Ohio records more deaths than births for first time in state history
Ohio recorded more deaths than births for the first time in history last year, with more than 10,000 more people dying than were born in the state in 2020.
The Columbus Dispatch reported on Monday that around 143,661 Ohioans died in 2020, while about 129,313 were born. This trend appears to have continued so far this year, with 107,462 deaths and 100,781 births recorded.
Deaths have never surpassed births in the 112 years since the Buckeye State began compiling data, according to the Dispatch.
One expert who spoke to the Dispatch said that this unprecedented development was caused by the COVID-19 pandemic.
“It doesn’t surprise me at all,” the medical director of infectious diseases for OhioHealth, Joseph Gastaldo, told the newspaper. “It’s COVID, clearly.”
Ohio Department of Health Director Bruce Vanderhoff declined to speak with the newspaper, though he noted in a prepared statement that the gap between births and deaths in the state has been narrowing for many years.
The Dispatch noted that birth rates in Ohio actually fell by four percent in 2020, defying expectations of a pandemic birth boom.
About half of U.S. states saw death rates exceed birth rates in 2020, the newspaper noted, including Michigan, Pennsylvania, Indiana, Kentucky and West Virginia.

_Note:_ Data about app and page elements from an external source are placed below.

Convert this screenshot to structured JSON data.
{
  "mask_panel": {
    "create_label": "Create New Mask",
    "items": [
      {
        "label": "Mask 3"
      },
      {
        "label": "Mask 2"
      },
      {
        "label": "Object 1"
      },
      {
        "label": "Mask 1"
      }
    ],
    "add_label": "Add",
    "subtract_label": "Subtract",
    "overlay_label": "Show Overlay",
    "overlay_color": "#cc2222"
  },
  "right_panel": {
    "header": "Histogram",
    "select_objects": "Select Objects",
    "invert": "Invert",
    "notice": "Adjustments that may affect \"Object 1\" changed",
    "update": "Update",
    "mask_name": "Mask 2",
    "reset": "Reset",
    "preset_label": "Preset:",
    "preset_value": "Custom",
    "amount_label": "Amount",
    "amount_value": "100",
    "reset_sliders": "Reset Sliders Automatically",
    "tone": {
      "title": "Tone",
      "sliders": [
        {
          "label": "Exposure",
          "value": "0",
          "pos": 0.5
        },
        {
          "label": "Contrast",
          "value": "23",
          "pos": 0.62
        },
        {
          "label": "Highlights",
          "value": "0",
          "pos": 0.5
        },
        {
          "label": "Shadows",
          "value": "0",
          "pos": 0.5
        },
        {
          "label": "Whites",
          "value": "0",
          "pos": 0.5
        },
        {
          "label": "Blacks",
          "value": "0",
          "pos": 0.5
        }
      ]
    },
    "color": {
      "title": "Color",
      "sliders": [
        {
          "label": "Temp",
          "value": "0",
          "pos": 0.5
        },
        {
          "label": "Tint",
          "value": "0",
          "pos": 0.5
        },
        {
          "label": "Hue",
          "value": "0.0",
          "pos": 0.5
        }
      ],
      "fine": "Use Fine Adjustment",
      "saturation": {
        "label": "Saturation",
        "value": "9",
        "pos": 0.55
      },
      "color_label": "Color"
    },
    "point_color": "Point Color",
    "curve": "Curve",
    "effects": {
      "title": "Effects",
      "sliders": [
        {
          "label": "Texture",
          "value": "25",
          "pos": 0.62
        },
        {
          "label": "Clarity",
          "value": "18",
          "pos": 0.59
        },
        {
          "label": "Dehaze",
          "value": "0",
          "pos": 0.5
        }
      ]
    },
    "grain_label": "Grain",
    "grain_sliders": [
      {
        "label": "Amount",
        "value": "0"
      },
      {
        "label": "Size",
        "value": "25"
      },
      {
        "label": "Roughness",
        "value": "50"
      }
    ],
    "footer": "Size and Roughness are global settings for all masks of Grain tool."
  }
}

Alabama also saw its death rate surpass its birth rate for the first time.
“This past year, 2020, is going to be the first year that we know of in the history of our state where we actually had more deaths than births. Our state literally shrunk in 2020 based on the numbers that we have managed to put together and actually by quite a bit,” Alabama State Health Officer Scott Harris said in September.
According to Harris, Alabama recorded 64,714 deaths and 57,641 births last year.